Items from a dataset:
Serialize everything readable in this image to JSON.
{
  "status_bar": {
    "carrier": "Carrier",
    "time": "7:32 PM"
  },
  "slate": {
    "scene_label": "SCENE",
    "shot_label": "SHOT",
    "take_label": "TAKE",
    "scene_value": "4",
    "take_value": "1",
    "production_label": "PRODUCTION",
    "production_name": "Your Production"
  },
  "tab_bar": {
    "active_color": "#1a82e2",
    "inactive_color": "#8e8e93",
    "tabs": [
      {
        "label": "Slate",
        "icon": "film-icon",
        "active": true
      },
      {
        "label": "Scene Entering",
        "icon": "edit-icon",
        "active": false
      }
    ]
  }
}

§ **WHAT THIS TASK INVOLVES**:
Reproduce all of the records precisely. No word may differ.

§ **RESPONSE TO THE EXERCISE**:
Serialize everything readable in this image to JSON.
{
  "status_bar": {
    "carrier": "Carrier",
    "time": "7:32 PM"
  },
  "slate": {
    "scene_label": "SCENE",
    "shot_label": "SHOT",
    "take_label": "TAKE",
    "scene_value": "4",
    "take_value": "1",
    "production_label": "PRODUCTION",
    "production_name": "Your Production"
  },
  "tab_bar": {
    "active_color": "#1a82e2",
    "inactive_color": "#8e8e93",
    "tabs": [
      {
        "label": "Slate",
        "icon": "film-icon",
        "active": true
      },
      {
        "label": "Scene Entering",
        "icon": "edit-icon",
        "active": false
      }
    ]
  }
}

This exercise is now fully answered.